I primarily represent clients in the areas of business and general litigation. Bar work has also been important. I’ve served as president of both the Illinois State Bar Association and the National Caucus of State Bar Associations. I’m the current president of the Land of Lincoln Legal Assistance Foundation.
How has your practice evolved in the last few years?
In a practical sense, the biggest change my practice has seen has come through technology. While technology has its negatives, like the client expectation of 24/7 availability, I prefer to focus on the many positives. For example, technology has given me a greater capability to serve my clients’ interests in a more cost-effective manner. A win for both my clients and my practice. For the foreseeable future, our profession will continue to face the challenges of the law student debt crisis; non-lawyer involvement in the practice of law; and inadequate court funding – all threats to the smooth administration of justice. But, I have confidence in our ability to address these challenges in a way that best protects the public interest.
If you could offer one piece of advice for young lawyers, what would it be?
Make your practice into the one you want (this will not happen by accident), but never forget that commitment, effort and a certain amount of sacrifice are all essential components in your development as an esteemed member of the legal professional. There are no shortcuts.
What’s one technological device, application or tool you could not function without?
An enormous percentage of my communicating with others, including clients, bar leaders, family and friends now occurs via email and other forms of social media. Thus, I would say it would be one of the 37 devices I have (a slight exaggeration) that allows me access to these communication tools.
How has civility made a difference in your practice of law?
Most lawyers and judges are civil and committed to the highest professional standards. I benefited greatly in the early part of my career as a lawyer and bar leader from senior lawyers and judges who nurtured and reinforced my view that professionalism and civility go hand in hand with the (mostly) smooth and functioning system of justice we enjoy in this country. In the rare instances where I’ve encountered someone who didn’t share a commitment to the highest standards, it hasn’t been good for anyone involved (even the contrarian).
What do you do for fun?
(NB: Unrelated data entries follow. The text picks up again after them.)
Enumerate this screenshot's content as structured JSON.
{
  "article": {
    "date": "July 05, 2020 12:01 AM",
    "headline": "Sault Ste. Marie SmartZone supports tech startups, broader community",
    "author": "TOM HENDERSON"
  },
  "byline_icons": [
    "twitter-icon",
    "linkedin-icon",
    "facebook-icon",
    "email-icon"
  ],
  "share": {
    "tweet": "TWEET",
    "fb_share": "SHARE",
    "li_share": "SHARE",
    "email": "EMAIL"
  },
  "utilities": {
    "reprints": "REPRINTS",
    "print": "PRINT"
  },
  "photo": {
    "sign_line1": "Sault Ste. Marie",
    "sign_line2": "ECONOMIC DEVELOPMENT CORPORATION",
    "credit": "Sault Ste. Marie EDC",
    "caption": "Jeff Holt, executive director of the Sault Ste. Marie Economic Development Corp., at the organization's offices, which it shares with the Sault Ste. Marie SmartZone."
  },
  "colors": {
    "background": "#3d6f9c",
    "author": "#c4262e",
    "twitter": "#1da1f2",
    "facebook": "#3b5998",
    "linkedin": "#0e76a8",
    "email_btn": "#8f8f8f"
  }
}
Most everything I do can be made to be fun (if I’m doing it right!). I was a runner in an earlier life, and have always loved physical exercise (though there never seems to be enough time for it these days). Beyond that, traveling with my family is about as good as it gets!
John Thies has practiced 28 years at Webber & Thies, PC. Webber & Thies was founded over sixty year ago in Champaign-Urbana, Illinois.